Settle in and cook your own barbecue (Crane’s BBQ packs include beef, chicken or Barkers Creek Pork, salad, potato bake and dessert).

Retire to your verandah to enjoy the twilight views over the vines. Star gazers may like to book a night sky tour with Kingaroy Observatory

Saturday

Head into Kingaroy for a hearty country breakfast at  local favourite Utopia Café.

After breakfast, pop into Kingaroy Art Gallery to catch an exhibition by local artists and don’t miss their gallery shop, a hub for artisan jewellery, ceramics, textiles and woodwork.

En route to lunch, drop into local icon The Peanut Van for a range of delicious locally grown flavoured peanuts.

Lunch is 10 minutes out of town at Kingsley Grove Estate, which offers cellar door wine tastings with winemaker Simon,  delicious house-made wood-fired pizzas and delectable wine ice cream handmade by Pat – the perfect finish!

For the afternoon head back to Cranes to relax on your verandah with a good book or put on your walking shoes and head for the trails of Yarraman State Forest.

For dinner take a lead from the locals who rave about the views and food at Cassis at Booie, just a few minutes’ drive or 10 minutes walk from your cottage (take a torch if you plan to walk!)

Sunday

Relax on your verandah overlooking the vineyards while you cook your own breakfast;  Crane’s breakfast pack includes country cured bacon, local sausages, eggs, tomatoes and mushrooms.

Mid-morning check out and make your way home via the northern South Burnett Wine Trail visiting the cellar doors at Clovely Estate, Moffatdale Ridge, Bridgeman Downs and Dusty Hill Wines.

On the way home:

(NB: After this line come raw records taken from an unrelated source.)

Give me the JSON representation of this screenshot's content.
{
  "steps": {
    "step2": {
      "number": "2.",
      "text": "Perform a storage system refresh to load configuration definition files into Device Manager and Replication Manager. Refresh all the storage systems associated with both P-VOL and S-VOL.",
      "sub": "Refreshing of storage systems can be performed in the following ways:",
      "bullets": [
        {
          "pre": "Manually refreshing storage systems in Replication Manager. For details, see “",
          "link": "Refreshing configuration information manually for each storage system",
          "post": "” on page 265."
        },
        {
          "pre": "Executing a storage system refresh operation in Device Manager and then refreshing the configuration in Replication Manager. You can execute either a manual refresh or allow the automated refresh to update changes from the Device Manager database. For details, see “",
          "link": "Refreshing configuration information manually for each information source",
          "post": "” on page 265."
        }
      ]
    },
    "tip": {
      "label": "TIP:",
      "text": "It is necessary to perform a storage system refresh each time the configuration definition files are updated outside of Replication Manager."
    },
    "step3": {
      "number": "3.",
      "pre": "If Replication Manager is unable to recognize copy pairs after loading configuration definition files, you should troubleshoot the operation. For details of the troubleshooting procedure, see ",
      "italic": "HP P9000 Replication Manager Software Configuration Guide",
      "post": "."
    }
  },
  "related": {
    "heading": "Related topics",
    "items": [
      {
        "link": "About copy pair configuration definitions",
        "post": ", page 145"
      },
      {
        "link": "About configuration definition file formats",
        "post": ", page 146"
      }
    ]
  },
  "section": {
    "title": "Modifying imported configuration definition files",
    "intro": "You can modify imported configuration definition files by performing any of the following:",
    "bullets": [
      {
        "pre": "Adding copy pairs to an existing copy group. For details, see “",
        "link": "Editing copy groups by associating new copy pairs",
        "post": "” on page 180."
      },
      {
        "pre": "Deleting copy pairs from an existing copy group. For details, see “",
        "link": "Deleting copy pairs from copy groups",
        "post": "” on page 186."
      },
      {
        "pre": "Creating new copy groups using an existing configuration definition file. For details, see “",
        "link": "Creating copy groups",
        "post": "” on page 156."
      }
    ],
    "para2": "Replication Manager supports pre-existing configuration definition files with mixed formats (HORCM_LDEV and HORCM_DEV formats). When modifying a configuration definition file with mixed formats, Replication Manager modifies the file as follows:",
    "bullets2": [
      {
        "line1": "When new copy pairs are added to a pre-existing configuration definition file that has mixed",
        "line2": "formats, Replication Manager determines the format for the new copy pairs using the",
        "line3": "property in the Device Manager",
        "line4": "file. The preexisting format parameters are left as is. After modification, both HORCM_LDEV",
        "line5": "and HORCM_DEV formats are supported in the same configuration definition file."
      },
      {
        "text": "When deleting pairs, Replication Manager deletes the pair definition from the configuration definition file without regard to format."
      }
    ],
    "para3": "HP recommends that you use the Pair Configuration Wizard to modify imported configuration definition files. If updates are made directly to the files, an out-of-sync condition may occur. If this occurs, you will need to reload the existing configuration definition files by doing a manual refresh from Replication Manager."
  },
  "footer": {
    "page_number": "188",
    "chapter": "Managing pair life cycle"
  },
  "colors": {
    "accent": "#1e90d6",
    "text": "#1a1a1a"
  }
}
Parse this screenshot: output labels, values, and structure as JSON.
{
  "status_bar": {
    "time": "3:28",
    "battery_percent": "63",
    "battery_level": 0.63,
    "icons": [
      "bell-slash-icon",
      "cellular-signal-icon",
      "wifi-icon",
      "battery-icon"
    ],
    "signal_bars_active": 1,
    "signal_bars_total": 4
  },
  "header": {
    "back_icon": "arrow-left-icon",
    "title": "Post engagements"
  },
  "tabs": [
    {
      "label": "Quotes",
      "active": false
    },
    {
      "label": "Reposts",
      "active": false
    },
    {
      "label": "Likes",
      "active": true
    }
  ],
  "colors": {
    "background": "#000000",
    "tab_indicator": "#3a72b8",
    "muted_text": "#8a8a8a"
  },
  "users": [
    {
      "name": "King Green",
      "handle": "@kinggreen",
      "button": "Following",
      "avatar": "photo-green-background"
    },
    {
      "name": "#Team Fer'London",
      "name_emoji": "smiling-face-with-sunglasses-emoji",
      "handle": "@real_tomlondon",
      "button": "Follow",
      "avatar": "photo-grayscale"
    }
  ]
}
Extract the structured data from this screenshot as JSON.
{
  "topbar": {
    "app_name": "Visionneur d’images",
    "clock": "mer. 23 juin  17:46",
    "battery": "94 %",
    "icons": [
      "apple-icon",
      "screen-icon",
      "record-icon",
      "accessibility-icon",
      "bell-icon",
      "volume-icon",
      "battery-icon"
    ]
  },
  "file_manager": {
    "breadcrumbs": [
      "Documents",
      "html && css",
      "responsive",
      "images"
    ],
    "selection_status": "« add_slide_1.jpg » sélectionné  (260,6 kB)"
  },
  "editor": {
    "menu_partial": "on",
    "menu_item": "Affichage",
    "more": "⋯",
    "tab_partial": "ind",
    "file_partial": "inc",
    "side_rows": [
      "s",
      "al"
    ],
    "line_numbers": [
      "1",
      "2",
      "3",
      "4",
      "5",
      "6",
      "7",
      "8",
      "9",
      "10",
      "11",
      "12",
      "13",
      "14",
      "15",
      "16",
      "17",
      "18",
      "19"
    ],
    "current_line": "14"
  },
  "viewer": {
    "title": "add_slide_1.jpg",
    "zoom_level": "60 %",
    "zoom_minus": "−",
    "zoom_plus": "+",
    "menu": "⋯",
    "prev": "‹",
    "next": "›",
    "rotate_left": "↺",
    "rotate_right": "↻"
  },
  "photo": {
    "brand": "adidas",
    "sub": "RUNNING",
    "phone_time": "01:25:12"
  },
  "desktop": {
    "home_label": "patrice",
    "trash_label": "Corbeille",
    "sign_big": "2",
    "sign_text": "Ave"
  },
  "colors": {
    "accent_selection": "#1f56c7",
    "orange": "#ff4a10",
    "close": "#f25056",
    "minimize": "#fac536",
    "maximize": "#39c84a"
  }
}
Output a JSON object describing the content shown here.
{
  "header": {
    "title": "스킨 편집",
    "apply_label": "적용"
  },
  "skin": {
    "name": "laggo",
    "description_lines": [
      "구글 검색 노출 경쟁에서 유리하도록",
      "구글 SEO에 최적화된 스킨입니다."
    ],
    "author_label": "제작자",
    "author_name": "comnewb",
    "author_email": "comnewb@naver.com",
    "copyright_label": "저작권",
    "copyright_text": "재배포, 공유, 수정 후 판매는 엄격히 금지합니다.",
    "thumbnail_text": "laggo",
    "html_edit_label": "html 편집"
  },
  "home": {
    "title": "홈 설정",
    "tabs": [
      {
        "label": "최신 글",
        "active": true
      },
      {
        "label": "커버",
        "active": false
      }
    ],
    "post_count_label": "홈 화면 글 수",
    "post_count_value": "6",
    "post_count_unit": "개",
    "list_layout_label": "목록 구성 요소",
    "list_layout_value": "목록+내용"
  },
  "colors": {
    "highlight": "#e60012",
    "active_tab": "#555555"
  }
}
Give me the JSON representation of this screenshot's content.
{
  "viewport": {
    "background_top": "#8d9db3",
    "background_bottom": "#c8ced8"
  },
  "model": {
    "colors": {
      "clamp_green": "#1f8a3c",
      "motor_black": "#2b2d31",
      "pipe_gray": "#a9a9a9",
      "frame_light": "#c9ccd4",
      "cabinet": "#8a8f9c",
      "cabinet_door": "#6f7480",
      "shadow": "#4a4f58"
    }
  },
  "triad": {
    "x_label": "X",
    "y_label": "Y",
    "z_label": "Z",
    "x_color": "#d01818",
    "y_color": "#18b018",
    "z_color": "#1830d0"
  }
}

  • Nature lovers may like to visit Wooroolin Wetland – a brilliant walking and birdwatching spot. Photographers will love the eerie stands of trees in the tea tree-stained water.
  • Ask Cranes Winery to pack you their famous Lazy Lunch Picnic Basket brimming with local gourmet goodies and a bottle of house bubbles, then make for Lake Barambah which offers peaceful waterside picnic spots and great freshwater fishing.
  • Other lunch options include a top counter meal at The Wondai Hotel, lunch overlooking  the vines at Dusty Hill’s Pendergast’s Tavern.

Take your time and savour the South Burnett.

Enjoy!

WORDS: Jane Hodges